===== DATA UNDER STUDY

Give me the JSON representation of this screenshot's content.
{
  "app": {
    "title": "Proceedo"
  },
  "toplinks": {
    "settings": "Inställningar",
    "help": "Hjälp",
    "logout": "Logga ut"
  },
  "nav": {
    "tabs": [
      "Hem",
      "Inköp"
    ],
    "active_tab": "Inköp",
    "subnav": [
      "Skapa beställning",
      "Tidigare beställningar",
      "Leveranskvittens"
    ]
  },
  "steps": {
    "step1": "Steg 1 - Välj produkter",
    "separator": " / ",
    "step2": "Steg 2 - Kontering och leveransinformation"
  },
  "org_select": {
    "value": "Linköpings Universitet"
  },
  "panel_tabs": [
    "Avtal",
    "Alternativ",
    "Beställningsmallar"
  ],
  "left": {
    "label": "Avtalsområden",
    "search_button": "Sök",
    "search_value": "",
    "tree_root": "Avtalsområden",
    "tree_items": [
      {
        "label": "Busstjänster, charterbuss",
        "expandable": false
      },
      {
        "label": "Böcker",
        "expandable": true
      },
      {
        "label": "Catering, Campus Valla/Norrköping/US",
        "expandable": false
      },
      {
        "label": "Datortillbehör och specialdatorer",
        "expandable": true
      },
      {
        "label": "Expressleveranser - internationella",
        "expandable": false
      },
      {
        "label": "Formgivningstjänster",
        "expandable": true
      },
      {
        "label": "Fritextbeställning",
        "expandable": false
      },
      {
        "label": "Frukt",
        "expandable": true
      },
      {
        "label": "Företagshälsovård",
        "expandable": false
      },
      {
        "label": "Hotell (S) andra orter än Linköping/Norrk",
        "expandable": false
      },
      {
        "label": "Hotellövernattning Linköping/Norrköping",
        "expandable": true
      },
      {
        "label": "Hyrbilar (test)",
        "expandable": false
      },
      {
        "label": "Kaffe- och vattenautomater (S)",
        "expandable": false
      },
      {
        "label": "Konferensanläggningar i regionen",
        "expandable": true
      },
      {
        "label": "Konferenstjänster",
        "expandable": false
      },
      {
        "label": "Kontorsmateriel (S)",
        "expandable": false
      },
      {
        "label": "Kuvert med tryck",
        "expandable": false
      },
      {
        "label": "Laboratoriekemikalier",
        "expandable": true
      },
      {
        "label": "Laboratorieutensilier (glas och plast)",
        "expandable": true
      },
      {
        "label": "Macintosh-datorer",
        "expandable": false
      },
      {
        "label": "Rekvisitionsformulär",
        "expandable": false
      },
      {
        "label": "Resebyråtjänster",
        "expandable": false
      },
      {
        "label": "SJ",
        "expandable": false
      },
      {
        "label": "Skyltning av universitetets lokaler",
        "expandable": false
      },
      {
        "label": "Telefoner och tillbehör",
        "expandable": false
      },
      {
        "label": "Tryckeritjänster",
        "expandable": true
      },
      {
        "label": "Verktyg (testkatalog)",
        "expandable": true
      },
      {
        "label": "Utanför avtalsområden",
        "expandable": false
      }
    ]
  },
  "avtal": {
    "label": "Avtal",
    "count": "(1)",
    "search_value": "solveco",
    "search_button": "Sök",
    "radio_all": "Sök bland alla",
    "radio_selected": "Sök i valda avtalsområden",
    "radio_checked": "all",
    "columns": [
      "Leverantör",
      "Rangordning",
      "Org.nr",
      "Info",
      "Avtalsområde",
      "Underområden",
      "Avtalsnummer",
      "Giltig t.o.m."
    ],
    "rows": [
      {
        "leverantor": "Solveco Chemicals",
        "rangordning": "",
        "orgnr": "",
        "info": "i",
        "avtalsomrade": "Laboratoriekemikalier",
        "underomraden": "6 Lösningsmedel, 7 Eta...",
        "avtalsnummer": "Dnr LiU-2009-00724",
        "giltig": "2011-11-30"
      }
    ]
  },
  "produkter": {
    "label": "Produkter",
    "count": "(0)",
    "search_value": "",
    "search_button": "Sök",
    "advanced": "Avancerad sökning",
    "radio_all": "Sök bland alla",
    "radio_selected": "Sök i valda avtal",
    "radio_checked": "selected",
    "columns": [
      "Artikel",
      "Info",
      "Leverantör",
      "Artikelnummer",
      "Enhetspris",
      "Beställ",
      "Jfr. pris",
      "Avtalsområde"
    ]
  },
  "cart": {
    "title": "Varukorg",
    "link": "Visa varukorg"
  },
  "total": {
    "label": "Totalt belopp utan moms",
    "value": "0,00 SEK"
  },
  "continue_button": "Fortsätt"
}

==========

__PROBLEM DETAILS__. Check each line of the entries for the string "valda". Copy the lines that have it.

__EXERCISE RESPONSE__.
    "radio_selected": "Sök i valda avtalsområden",
    "radio_selected": "Sök i valda avtal",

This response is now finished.